_What the exercise asks_. Copy all of the entries that follow, exactly.

[Stored data entries]
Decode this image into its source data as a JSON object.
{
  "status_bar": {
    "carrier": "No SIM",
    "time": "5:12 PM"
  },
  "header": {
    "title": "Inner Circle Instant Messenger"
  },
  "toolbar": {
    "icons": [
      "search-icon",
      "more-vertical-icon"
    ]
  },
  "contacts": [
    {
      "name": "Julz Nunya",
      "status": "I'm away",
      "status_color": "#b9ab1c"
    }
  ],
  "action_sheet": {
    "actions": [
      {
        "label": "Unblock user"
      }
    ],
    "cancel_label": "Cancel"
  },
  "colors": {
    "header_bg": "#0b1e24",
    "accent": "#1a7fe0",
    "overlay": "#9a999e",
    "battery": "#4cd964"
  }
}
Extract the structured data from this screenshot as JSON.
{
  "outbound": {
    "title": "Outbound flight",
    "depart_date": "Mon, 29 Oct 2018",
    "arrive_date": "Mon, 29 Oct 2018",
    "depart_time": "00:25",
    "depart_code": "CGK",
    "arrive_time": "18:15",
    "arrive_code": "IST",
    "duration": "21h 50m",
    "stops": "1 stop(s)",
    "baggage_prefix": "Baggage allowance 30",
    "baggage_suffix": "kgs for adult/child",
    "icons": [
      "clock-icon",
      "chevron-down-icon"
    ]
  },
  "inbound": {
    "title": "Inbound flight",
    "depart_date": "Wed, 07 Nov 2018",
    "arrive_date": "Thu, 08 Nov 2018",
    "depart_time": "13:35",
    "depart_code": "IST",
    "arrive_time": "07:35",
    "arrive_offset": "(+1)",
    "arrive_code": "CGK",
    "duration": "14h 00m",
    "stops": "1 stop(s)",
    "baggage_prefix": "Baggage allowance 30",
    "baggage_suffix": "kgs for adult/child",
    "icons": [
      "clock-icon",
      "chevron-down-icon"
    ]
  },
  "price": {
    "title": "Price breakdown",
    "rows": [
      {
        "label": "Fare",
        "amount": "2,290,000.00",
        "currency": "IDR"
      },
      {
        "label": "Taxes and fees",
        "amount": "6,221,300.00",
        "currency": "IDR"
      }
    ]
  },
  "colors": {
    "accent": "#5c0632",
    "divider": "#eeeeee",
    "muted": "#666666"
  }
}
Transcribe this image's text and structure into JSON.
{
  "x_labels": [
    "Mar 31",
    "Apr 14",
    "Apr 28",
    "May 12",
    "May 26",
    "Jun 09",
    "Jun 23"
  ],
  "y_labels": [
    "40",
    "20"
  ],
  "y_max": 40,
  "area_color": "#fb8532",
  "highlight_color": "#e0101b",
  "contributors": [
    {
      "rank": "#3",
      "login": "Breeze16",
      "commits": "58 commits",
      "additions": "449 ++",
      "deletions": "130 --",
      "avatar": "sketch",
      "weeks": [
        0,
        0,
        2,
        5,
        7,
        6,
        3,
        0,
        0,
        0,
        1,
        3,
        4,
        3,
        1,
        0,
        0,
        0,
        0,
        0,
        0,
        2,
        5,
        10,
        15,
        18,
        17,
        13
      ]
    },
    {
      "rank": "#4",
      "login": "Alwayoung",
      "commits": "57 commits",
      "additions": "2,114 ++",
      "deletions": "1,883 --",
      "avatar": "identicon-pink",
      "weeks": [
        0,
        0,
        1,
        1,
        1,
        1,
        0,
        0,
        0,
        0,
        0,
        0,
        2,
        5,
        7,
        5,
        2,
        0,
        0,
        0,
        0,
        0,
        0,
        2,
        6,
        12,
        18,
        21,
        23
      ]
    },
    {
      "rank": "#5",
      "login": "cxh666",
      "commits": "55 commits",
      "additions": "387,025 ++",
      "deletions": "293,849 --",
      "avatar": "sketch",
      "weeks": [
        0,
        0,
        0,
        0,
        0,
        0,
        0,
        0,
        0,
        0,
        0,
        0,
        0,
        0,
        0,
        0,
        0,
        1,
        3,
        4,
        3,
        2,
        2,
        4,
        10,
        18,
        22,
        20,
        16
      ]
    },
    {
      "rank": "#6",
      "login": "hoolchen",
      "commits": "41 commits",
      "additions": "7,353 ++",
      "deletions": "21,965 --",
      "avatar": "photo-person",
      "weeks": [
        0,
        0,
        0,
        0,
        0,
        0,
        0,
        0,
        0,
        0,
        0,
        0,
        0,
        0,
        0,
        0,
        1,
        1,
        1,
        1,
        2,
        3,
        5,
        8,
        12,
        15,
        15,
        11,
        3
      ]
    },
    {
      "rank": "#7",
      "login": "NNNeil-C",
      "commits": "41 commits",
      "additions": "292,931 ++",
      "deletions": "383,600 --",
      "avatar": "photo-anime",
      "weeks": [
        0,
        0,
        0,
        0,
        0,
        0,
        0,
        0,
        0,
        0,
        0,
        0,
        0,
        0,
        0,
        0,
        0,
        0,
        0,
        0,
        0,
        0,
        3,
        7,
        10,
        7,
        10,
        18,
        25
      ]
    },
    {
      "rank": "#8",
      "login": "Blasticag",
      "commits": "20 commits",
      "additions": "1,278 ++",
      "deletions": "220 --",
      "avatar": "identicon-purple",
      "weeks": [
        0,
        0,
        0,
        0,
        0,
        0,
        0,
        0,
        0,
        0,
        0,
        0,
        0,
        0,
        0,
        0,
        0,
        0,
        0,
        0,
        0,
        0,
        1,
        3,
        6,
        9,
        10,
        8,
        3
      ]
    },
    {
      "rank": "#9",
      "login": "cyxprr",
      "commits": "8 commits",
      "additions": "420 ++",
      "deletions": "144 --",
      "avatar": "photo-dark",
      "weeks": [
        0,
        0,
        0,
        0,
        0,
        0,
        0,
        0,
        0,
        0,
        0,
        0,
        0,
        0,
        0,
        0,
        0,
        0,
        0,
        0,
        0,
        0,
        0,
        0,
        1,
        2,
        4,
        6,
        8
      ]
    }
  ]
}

_Solution_.
Decode this image into its source data as a JSON object.
{
  "status_bar": {
    "carrier": "No SIM",
    "time": "5:12 PM"
  },
  "header": {
    "title": "Inner Circle Instant Messenger"
  },
  "toolbar": {
    "icons": [
      "search-icon",
      "more-vertical-icon"
    ]
  },
  "contacts": [
    {
      "name": "Julz Nunya",
      "status": "I'm away",
      "status_color": "#b9ab1c"
    }
  ],
  "action_sheet": {
    "actions": [
      {
        "label": "Unblock user"
      }
    ],
    "cancel_label": "Cancel"
  },
  "colors": {
    "header_bg": "#0b1e24",
    "accent": "#1a7fe0",
    "overlay": "#9a999e",
    "battery": "#4cd964"
  }
}
Extract the structured data from this screenshot as JSON.
{
  "outbound": {
    "title": "Outbound flight",
    "depart_date": "Mon, 29 Oct 2018",
    "arrive_date": "Mon, 29 Oct 2018",
    "depart_time": "00:25",
    "depart_code": "CGK",
    "arrive_time": "18:15",
    "arrive_code": "IST",
    "duration": "21h 50m",
    "stops": "1 stop(s)",
    "baggage_prefix": "Baggage allowance 30",
    "baggage_suffix": "kgs for adult/child",
    "icons": [
      "clock-icon",
      "chevron-down-icon"
    ]
  },
  "inbound": {
    "title": "Inbound flight",
    "depart_date": "Wed, 07 Nov 2018",
    "arrive_date": "Thu, 08 Nov 2018",
    "depart_time": "13:35",
    "depart_code": "IST",
    "arrive_time": "07:35",
    "arrive_offset": "(+1)",
    "arrive_code": "CGK",
    "duration": "14h 00m",
    "stops": "1 stop(s)",
    "baggage_prefix": "Baggage allowance 30",
    "baggage_suffix": "kgs for adult/child",
    "icons": [
      "clock-icon",
      "chevron-down-icon"
    ]
  },
  "price": {
    "title": "Price breakdown",
    "rows": [
      {
        "label": "Fare",
        "amount": "2,290,000.00",
        "currency": "IDR"
      },
      {
        "label": "Taxes and fees",
        "amount": "6,221,300.00",
        "currency": "IDR"
      }
    ]
  },
  "colors": {
    "accent": "#5c0632",
    "divider": "#eeeeee",
    "muted": "#666666"
  }
}
Transcribe this image's text and structure into JSON.
{
  "x_labels": [
    "Mar 31",
    "Apr 14",
    "Apr 28",
    "May 12",
    "May 26",
    "Jun 09",
    "Jun 23"
  ],
  "y_labels": [
    "40",
    "20"
  ],
  "y_max": 40,
  "area_color": "#fb8532",
  "highlight_color": "#e0101b",
  "contributors": [
    {
      "rank": "#3",
      "login": "Breeze16",
      "commits": "58 commits",
      "additions": "449 ++",
      "deletions": "130 --",
      "avatar": "sketch",
      "weeks": [
        0,
        0,
        2,
        5,
        7,
        6,
        3,
        0,
        0,
        0,
        1,
        3,
        4,
        3,
        1,
        0,
        0,
        0,
        0,
        0,
        0,
        2,
        5,
        10,
        15,
        18,
        17,
        13
      ]
    },
    {
      "rank": "#4",
      "login": "Alwayoung",
      "commits": "57 commits",
      "additions": "2,114 ++",
      "deletions": "1,883 --",
      "avatar": "identicon-pink",
      "weeks": [
        0,
        0,
        1,
        1,
        1,
        1,
        0,
        0,
        0,
        0,
        0,
        0,
        2,
        5,
        7,
        5,
        2,
        0,
        0,
        0,
        0,
        0,
        0,
        2,
        6,
        12,
        18,
        21,
        23
      ]
    },
    {
      "rank": "#5",
      "login": "cxh666",
      "commits": "55 commits",
      "additions": "387,025 ++",
      "deletions": "293,849 --",
      "avatar": "sketch",
      "weeks": [
        0,
        0,
        0,
        0,
        0,
        0,
        0,
        0,
        0,
        0,
        0,
        0,
        0,
        0,
        0,
        0,
        0,
        1,
        3,
        4,
        3,
        2,
        2,
        4,
        10,
        18,
        22,
        20,
        16
      ]
    },
    {
      "rank": "#6",
      "login": "hoolchen",
      "commits": "41 commits",
      "additions": "7,353 ++",
      "deletions": "21,965 --",
      "avatar": "photo-person",
      "weeks": [
        0,
        0,
        0,
        0,
        0,
        0,
        0,
        0,
        0,
        0,
        0,
        0,
        0,
        0,
        0,
        0,
        1,
        1,
        1,
        1,
        2,
        3,
        5,
        8,
        12,
        15,
        15,
        11,
        3
      ]
    },
    {
      "rank": "#7",
      "login": "NNNeil-C",
      "commits": "41 commits",
      "additions": "292,931 ++",
      "deletions": "383,600 --",
      "avatar": "photo-anime",
      "weeks": [
        0,
        0,
        0,
        0,
        0,
        0,
        0,
        0,
        0,
        0,
        0,
        0,
        0,
        0,
        0,
        0,
        0,
        0,
        0,
        0,
        0,
        0,
        3,
        7,
        10,
        7,
        10,
        18,
        25
      ]
    },
    {
      "rank": "#8",
      "login": "Blasticag",
      "commits": "20 commits",
      "additions": "1,278 ++",
      "deletions": "220 --",
      "avatar": "identicon-purple",
      "weeks": [
        0,
        0,
        0,
        0,
        0,
        0,
        0,
        0,
        0,
        0,
        0,
        0,
        0,
        0,
        0,
        0,
        0,
        0,
        0,
        0,
        0,
        0,
        1,
        3,
        6,
        9,
        10,
        8,
        3
      ]
    },
    {
      "rank": "#9",
      "login": "cyxprr",
      "commits": "8 commits",
      "additions": "420 ++",
      "deletions": "144 --",
      "avatar": "photo-dark",
      "weeks": [
        0,
        0,
        0,
        0,
        0,
        0,
        0,
        0,
        0,
        0,
        0,
        0,
        0,
        0,
        0,
        0,
        0,
        0,
        0,
        0,
        0,
        0,
        0,
        0,
        1,
        2,
        4,
        6,
        8
      ]
    }
  ]
}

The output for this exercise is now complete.